Supplied material:
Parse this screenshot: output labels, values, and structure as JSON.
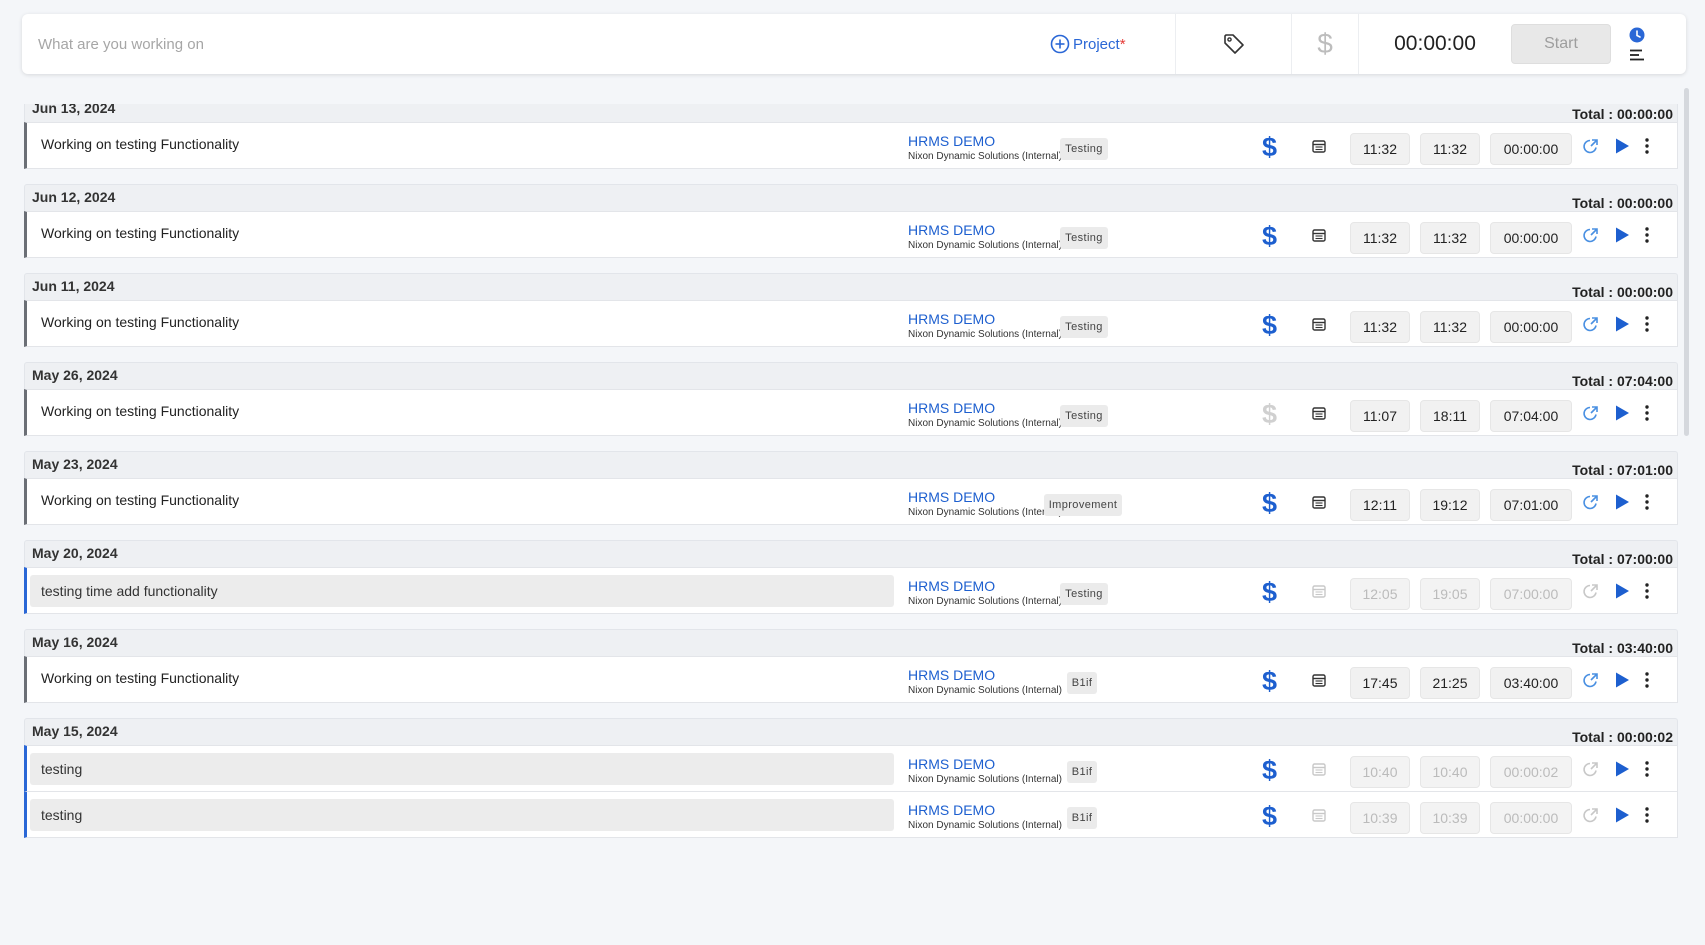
{
  "tracker": {
    "placeholder": "What are you working on",
    "project_label": "Project",
    "project_required": "*",
    "dollar_symbol": "$",
    "timer": "00:00:00",
    "start_label": "Start",
    "accent_color": "#2a67d6"
  },
  "dollar_symbol": "$",
  "days": [
    {
      "date": "Jun 13, 2024",
      "total": "Total : 00:00:00",
      "entries": [
        {
          "description": "Working on testing Functionality",
          "project": "HRMS DEMO",
          "client": "Nixon Dynamic Solutions (Internal)",
          "tag": "Testing",
          "billable": true,
          "start": "11:32",
          "end": "11:32",
          "duration": "00:00:00",
          "editable": true,
          "left_bar": "gray"
        }
      ]
    },
    {
      "date": "Jun 12, 2024",
      "total": "Total : 00:00:00",
      "entries": [
        {
          "description": "Working on testing Functionality",
          "project": "HRMS DEMO",
          "client": "Nixon Dynamic Solutions (Internal)",
          "tag": "Testing",
          "billable": true,
          "start": "11:32",
          "end": "11:32",
          "duration": "00:00:00",
          "editable": true,
          "left_bar": "gray"
        }
      ]
    },
    {
      "date": "Jun 11, 2024",
      "total": "Total : 00:00:00",
      "entries": [
        {
          "description": "Working on testing Functionality",
          "project": "HRMS DEMO",
          "client": "Nixon Dynamic Solutions (Internal)",
          "tag": "Testing",
          "billable": true,
          "start": "11:32",
          "end": "11:32",
          "duration": "00:00:00",
          "editable": true,
          "left_bar": "gray"
        }
      ]
    },
    {
      "date": "May 26, 2024",
      "total": "Total : 07:04:00",
      "entries": [
        {
          "description": "Working on testing Functionality",
          "project": "HRMS DEMO",
          "client": "Nixon Dynamic Solutions (Internal)",
          "tag": "Testing",
          "billable": false,
          "start": "11:07",
          "end": "18:11",
          "duration": "07:04:00",
          "editable": true,
          "left_bar": "gray"
        }
      ]
    },
    {
      "date": "May 23, 2024",
      "total": "Total : 07:01:00",
      "entries": [
        {
          "description": "Working on testing Functionality",
          "project": "HRMS DEMO",
          "client": "Nixon Dynamic Solutions (Internal)",
          "tag": "Improvement",
          "billable": true,
          "start": "12:11",
          "end": "19:12",
          "duration": "07:01:00",
          "editable": true,
          "left_bar": "gray"
        }
      ]
    },
    {
      "date": "May 20, 2024",
      "total": "Total : 07:00:00",
      "entries": [
        {
          "description": "testing time add functionality",
          "project": "HRMS DEMO",
          "client": "Nixon Dynamic Solutions (Internal)",
          "tag": "Testing",
          "billable": true,
          "start": "12:05",
          "end": "19:05",
          "duration": "07:00:00",
          "editable": false,
          "left_bar": "blue"
        }
      ]
    },
    {
      "date": "May 16, 2024",
      "total": "Total : 03:40:00",
      "entries": [
        {
          "description": "Working on testing Functionality",
          "project": "HRMS DEMO",
          "client": "Nixon Dynamic Solutions (Internal)",
          "tag": "B1if",
          "billable": true,
          "start": "17:45",
          "end": "21:25",
          "duration": "03:40:00",
          "editable": true,
          "left_bar": "gray"
        }
      ]
    },
    {
      "date": "May 15, 2024",
      "total": "Total : 00:00:02",
      "entries": [
        {
          "description": "testing",
          "project": "HRMS DEMO",
          "client": "Nixon Dynamic Solutions (Internal)",
          "tag": "B1if",
          "billable": true,
          "start": "10:40",
          "end": "10:40",
          "duration": "00:00:02",
          "editable": false,
          "left_bar": "blue"
        },
        {
          "description": "testing",
          "project": "HRMS DEMO",
          "client": "Nixon Dynamic Solutions (Internal)",
          "tag": "B1if",
          "billable": true,
          "start": "10:39",
          "end": "10:39",
          "duration": "00:00:00",
          "editable": false,
          "left_bar": "blue"
        }
      ]
    }
  ]
}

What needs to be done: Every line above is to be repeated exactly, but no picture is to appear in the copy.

Written response:
Parse this screenshot: output labels, values, and structure as JSON.
{
  "tracker": {
    "placeholder": "What are you working on",
    "project_label": "Project",
    "project_required": "*",
    "dollar_symbol": "$",
    "timer": "00:00:00",
    "start_label": "Start",
    "accent_color": "#2a67d6"
  },
  "dollar_symbol": "$",
  "days": [
    {
      "date": "Jun 13, 2024",
      "total": "Total : 00:00:00",
      "entries": [
        {
          "description": "Working on testing Functionality",
          "project": "HRMS DEMO",
          "client": "Nixon Dynamic Solutions (Internal)",
          "tag": "Testing",
          "billable": true,
          "start": "11:32",
          "end": "11:32",
          "duration": "00:00:00",
          "editable": true,
          "left_bar": "gray"
        }
      ]
    },
    {
      "date": "Jun 12, 2024",
      "total": "Total : 00:00:00",
      "entries": [
        {
          "description": "Working on testing Functionality",
          "project": "HRMS DEMO",
          "client": "Nixon Dynamic Solutions (Internal)",
          "tag": "Testing",
          "billable": true,
          "start": "11:32",
          "end": "11:32",
          "duration": "00:00:00",
          "editable": true,
          "left_bar": "gray"
        }
      ]
    },
    {
      "date": "Jun 11, 2024",
      "total": "Total : 00:00:00",
      "entries": [
        {
          "description": "Working on testing Functionality",
          "project": "HRMS DEMO",
          "client": "Nixon Dynamic Solutions (Internal)",
          "tag": "Testing",
          "billable": true,
          "start": "11:32",
          "end": "11:32",
          "duration": "00:00:00",
          "editable": true,
          "left_bar": "gray"
        }
      ]
    },
    {
      "date": "May 26, 2024",
      "total": "Total : 07:04:00",
      "entries": [
        {
          "description": "Working on testing Functionality",
          "project": "HRMS DEMO",
          "client": "Nixon Dynamic Solutions (Internal)",
          "tag": "Testing",
          "billable": false,
          "start": "11:07",
          "end": "18:11",
          "duration": "07:04:00",
          "editable": true,
          "left_bar": "gray"
        }
      ]
    },
    {
      "date": "May 23, 2024",
      "total": "Total : 07:01:00",
      "entries": [
        {
          "description": "Working on testing Functionality",
          "project": "HRMS DEMO",
          "client": "Nixon Dynamic Solutions (Internal)",
          "tag": "Improvement",
          "billable": true,
          "start": "12:11",
          "end": "19:12",
          "duration": "07:01:00",
          "editable": true,
          "left_bar": "gray"
        }
      ]
    },
    {
      "date": "May 20, 2024",
      "total": "Total : 07:00:00",
      "entries": [
        {
          "description": "testing time add functionality",
          "project": "HRMS DEMO",
          "client": "Nixon Dynamic Solutions (Internal)",
          "tag": "Testing",
          "billable": true,
          "start": "12:05",
          "end": "19:05",
          "duration": "07:00:00",
          "editable": false,
          "left_bar": "blue"
        }
      ]
    },
    {
      "date": "May 16, 2024",
      "total": "Total : 03:40:00",
      "entries": [
        {
          "description": "Working on testing Functionality",
          "project": "HRMS DEMO",
          "client": "Nixon Dynamic Solutions (Internal)",
          "tag": "B1if",
          "billable": true,
          "start": "17:45",
          "end": "21:25",
          "duration": "03:40:00",
          "editable": true,
          "left_bar": "gray"
        }
      ]
    },
    {
      "date": "May 15, 2024",
      "total": "Total : 00:00:02",
      "entries": [
        {
          "description": "testing",
          "project": "HRMS DEMO",
          "client": "Nixon Dynamic Solutions (Internal)",
          "tag": "B1if",
          "billable": true,
          "start": "10:40",
          "end": "10:40",
          "duration": "00:00:02",
          "editable": false,
          "left_bar": "blue"
        },
        {
          "description": "testing",
          "project": "HRMS DEMO",
          "client": "Nixon Dynamic Solutions (Internal)",
          "tag": "B1if",
          "billable": true,
          "start": "10:39",
          "end": "10:39",
          "duration": "00:00:00",
          "editable": false,
          "left_bar": "blue"
        }
      ]
    }
  ]
}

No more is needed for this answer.